Carolina Gomes was in Edmonton completing a master’s in computer science when her grandfather back home in Sao Paulo was diagnosed with cancer – an illness that quickly laid bare the shortcomings of Brazil's health-care system.
“There was a delay in treatment because we couldn't get access,” says Gomes, adding the holdup likely impaired his chances of beating the disease.
Gomes emerged from the ordeal a changed person. Suddenly landing a lucrative software engineering job at a big company no longer seemed sufficient – she wanted to make a difference. So she headed back to Canada to do a PhD at the University of Toronto, eyeing the university's expansive network of startup incubators and accelerators.
“I’m a programmer,” Gomes says. “That’s what I like doing. But I thought: How can I use my skills to make a contribution?”

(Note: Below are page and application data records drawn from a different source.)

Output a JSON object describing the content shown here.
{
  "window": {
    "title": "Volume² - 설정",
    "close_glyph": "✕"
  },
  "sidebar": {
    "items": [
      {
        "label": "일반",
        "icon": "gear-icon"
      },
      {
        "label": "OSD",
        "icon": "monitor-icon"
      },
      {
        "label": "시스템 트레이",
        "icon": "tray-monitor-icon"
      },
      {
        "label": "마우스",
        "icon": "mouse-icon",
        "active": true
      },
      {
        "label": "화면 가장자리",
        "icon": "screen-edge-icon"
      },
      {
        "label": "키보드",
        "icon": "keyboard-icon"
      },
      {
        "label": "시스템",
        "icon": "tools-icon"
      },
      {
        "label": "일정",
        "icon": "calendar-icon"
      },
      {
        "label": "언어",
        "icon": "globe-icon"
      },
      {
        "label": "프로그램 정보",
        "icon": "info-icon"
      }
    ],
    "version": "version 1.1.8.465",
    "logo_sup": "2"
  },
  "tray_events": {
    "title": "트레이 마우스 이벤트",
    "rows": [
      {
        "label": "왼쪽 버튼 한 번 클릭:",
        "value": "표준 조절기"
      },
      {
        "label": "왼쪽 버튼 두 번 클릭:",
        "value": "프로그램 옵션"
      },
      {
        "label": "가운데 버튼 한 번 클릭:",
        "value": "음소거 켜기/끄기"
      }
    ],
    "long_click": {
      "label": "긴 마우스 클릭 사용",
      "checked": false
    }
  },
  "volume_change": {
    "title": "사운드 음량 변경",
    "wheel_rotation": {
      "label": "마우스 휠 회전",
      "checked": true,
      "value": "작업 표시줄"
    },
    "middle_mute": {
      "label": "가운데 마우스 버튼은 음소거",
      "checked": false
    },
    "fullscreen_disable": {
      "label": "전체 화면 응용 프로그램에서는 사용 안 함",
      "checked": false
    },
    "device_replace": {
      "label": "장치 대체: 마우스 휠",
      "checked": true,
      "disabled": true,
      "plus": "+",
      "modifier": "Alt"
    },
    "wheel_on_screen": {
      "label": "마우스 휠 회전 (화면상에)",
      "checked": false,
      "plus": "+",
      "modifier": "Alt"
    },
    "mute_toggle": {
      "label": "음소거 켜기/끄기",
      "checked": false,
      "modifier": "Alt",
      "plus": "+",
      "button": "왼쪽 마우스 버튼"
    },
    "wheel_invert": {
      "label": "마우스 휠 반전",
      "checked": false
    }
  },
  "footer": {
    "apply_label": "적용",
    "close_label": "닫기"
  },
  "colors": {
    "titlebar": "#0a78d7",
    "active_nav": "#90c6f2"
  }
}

The answer, it turns out, was launching a startup to tackle a key health-care problem: an ocean of hospital data not being used to its full potential because it's walled off in individual databases that can’t talk to each other. It's a widespread issue that Gomes says could also prevent institutions from employing powerful new health-care tools based on artificial intelligence, or AI.
While a handful of large hospitals have the option of merging data into a central “warehouse” that can be more easily queried, Gomes says many mid-sized ones are stuck with “data silos” for budgetary reasons.
“You end up having to hire programmers to do all the scripting to grab data from those different sources regularly – typically nightly,” she says. “Even before that, they have to think about how they’re going to integrate a new data source into a model that already exists.
“It adds a lot of complications.”
Gomes’s solution, by contrast, is elegant, if somewhat complex itself – at least under the hood. Her startup, co-founded with U of T computer science alumnus Daniel Zhang, is called Chopin and it virtually weaves together data from different silos using a knowledge web, described as a “network of concepts and relationships about a given domain of knowledge.”
But all that complexity is carefully hidden by a user-friendly interface. Physicians, researchers and administrative staff can simply query Chopin’s knowledge web and its underlying data using natural language. What number of patients in the ER are over the age of 65? Which patients did I provide care to last week? What is the average treatment time for my cancer patients?
Zhang, who specializes in designing user interfaces and has worked for other startups, says the “self-service” aspect of Chopin makes it unique.
“We’re providing a solution for people who don’t understand computer science,” he says, adding Chopin ultimately seeks to help hospitals understand their own data better.
Gomes hatched the idea for a data virtualization company while taking a business of software course taught by Mario Grech, a co-director of U of T’s Department of Computer Science Innovation Lab, or DCSIL. She and Zhang worked on the project as part of the class and decided to continue building the company after realizing they made a great team. They named their creation Chopin, after the famous composer, because they wanted to imbue the technology with a touch of humanity, and because they envisioned the software quietly “orchestrating” data behind the scenes.
With the support of DCSIL, Chopin has already signed up two partner hospitals – one of which jumped aboard when Chopin was little more than a glint in the eye of its co-founders – and is currently in talks with several other institutions, according to Gomes.
“We’re interested in hospitals that haven’t centralized their data or for which centralized data isn’t working – specifically mid-sized hospitals that don’t have a large budget,” she says.
Ultimately, Gomes says she sees a big opportunity for companies like Chopin as more hospitals step into the realm of AI, which is poised to assist doctors in everything from interpreting radiology scans to devising treatment programs. Already, several U of T startups are applying machine learning technology to the health-care realm. Examples include WinterLight Labs, which uses machine learning and speech analysis to detect cognitive decline in patients, and Deep Genomics, which uses machine learning to search for cures to genetic diseases.
In the private sector, meanwhile, at least one industry-funded study suggested businesses in the United States and United Kingdom are losing US$140 billion annually due to disconnected data.
On a more personal level, Gomes says building Chopin has allowed her to turn the painful experience of losing her grandfather into something more positive.
“Being a software engineer can be pretty comfortable,” says Gomes, noting she is only the second person in her family to attend university. “It’s far less comfortable to move cities, go through the PhD and find investors and co-founder.
“But now I have a chance to make a bigger impact.”
This article was first published on U of T News